    Therefore, I believe that the Riddler continues to leave clues for Batman after the time of the Gotham show because Ed's still in there. Ed knows that the Riddler is evil. He wants to try to stop him while he is able to do so by leaving behind riddles and hints to what the Riddler is planning for Batman or the GCPD to discover without the Riddler knowing. The Riddler was mostly in control, but I always kept in mind that Ed was still in there as well. So in this way, I like to think he resurfaces in those little moments to help Batman and Gordon stop the Riddler's plans.

    Of course, none of this was really explored on-screen, but if the Gotham story continued, I'd like to see this kind of thing.

    While I also acknowledge that Ed wasn't completely innocent in any of the Riddler's or his own crimes, one of my favorite things about Gotham was how Edward still strived to do everything that he could to not let his demons win. I ultimately find his story tragic because we all knew who he was supposed to become, yet he still fought back against the Riddler anyway. I think that's why I like this theory that he's still fighting back against the Riddler on the inside, even though the battle is seemingly already lost.

    76 votes
  • 6
    110 VOTES

    The Arkham Conversation In 'The Batman' Points To The Riddler's Real Motive

    From Redditor u/itsnotthattypeofmovi:

    I've been thinking about the ending of The Batman since I left the theater. I know theres been a lot of discussion of the confession scene.
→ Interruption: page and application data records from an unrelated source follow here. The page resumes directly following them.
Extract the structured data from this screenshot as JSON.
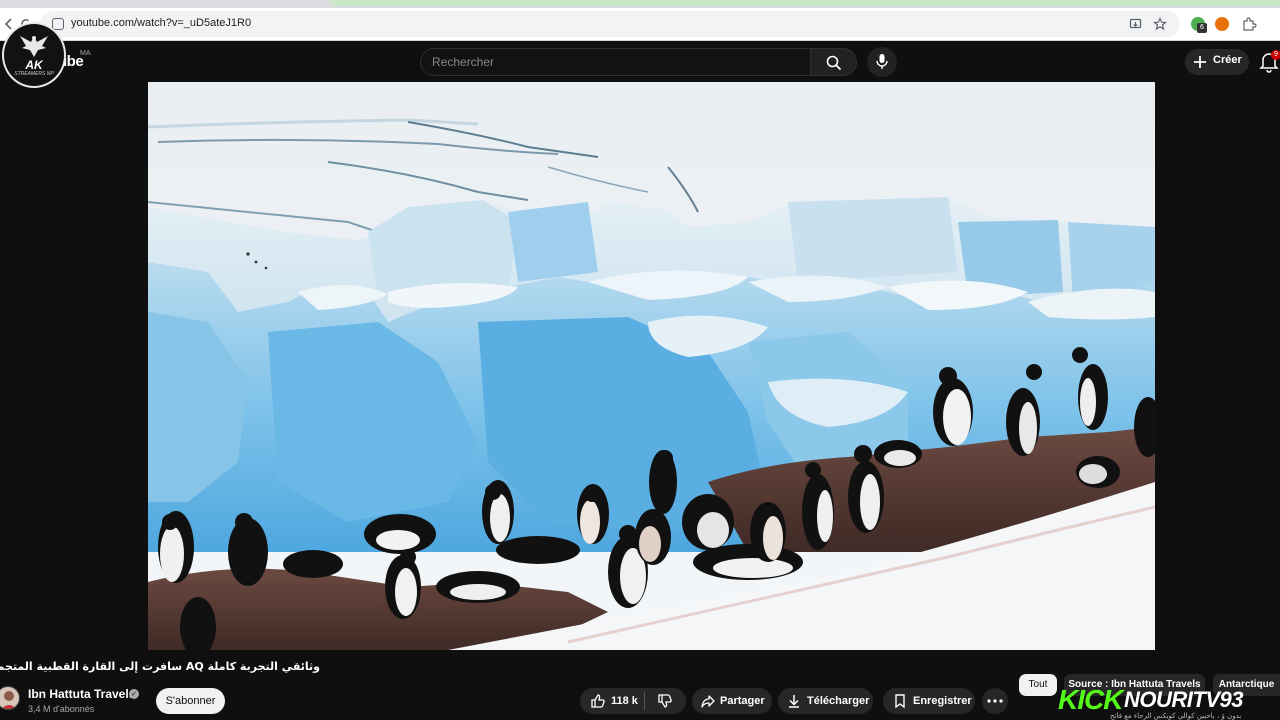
{
  "browser": {
    "url": "youtube.com/watch?v=_uD5ateJ1R0",
    "extension_badge": "6"
  },
  "header": {
    "logo_text": "ube",
    "country_code": "MA",
    "search_placeholder": "Rechercher",
    "create_label": "Créer",
    "notification_count": "9"
  },
  "overlay": {
    "badge_text": "AK",
    "badge_subtext": "STREAMERS NP"
  },
  "video": {
    "title": "وثائقي التجربة كاملة AQ سافرت إلى القارة القطبية المتجمدة أنتاركتيكا",
    "channel_name": "Ibn Hattuta Travels",
    "subscribers": "3,4 M d'abonnés",
    "subscribe_label": "S'abonner"
  },
  "actions": {
    "like_count": "118 k",
    "share_label": "Partager",
    "download_label": "Télécharger",
    "save_label": "Enregistrer"
  },
  "chips": [
    {
      "label": "Tout"
    },
    {
      "label": "Source : Ibn Hattuta Travels"
    },
    {
      "label": "Antarctique"
    }
  ],
  "stream_overlay": {
    "platform": "KICK",
    "channel": "NOURITV93",
    "caption": "بدون ۆ ، باحبين كوالي كويكس الرجاء مع فاتح"
  },
  "colors": {
    "background": "#0f0f0f",
    "kick_green": "#53fc18",
    "notif_red": "#cc0000"
  }
}
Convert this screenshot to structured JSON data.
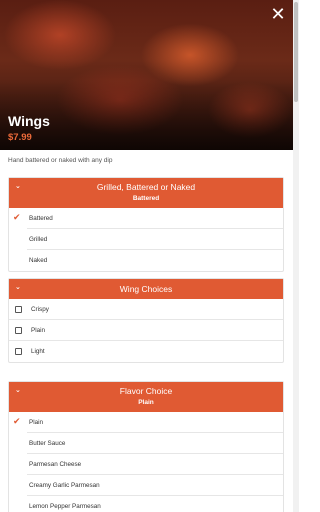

I do like the theory that Riddler was repeating the name Bruce Wayne to see Batman's reaction and testing his theory that way, but since Batman didn't react, he drops it and just explains how he became the Riddler. I think that is wrong though, and the Riddler does know that Bruce is Batman. 

    Throughout the movie Batman isn't the alter ego of Bruce, Bruce Wayne is the mask. Right before going to see Riddler Batman sees a message left for him in Riddler's apartment which states ‘I know the real you.’ I think the misdirect of having Riddler talk about the reason why he hates Bruce Wayne is because he doesn't want to expose Batman's secret, as he knows people are watching them over the camera, because the public wouldn't understand the riddle. The Riddler says in his confessions that people want to unmask Batman, but they're missing the point, he's looking at the real Bruce right now. Even if public knew that Bruce was Batman, they would miss the point that Batman isn't the mask… Bruce is. The Riddler is a funhouse mirror of Batman, as the Riddler said his mask allowed gave him his power. To the Riddler, the mask of Batman is the "real you." 

    I believe that the Riddler did not really intend to kill Bruce with the bomb but rather sent him away to let the actual mask of Bruce Wayne to die, to both cleanse Gotham and Bruce of the lies and allow them to become what they were meant to be. I think the Riddler was giving Batman a way out to be able to be. He saw Batman as his partner and because Bruce didn't take the Riddler's out he's the one that got away to the Riddler.

    110 votes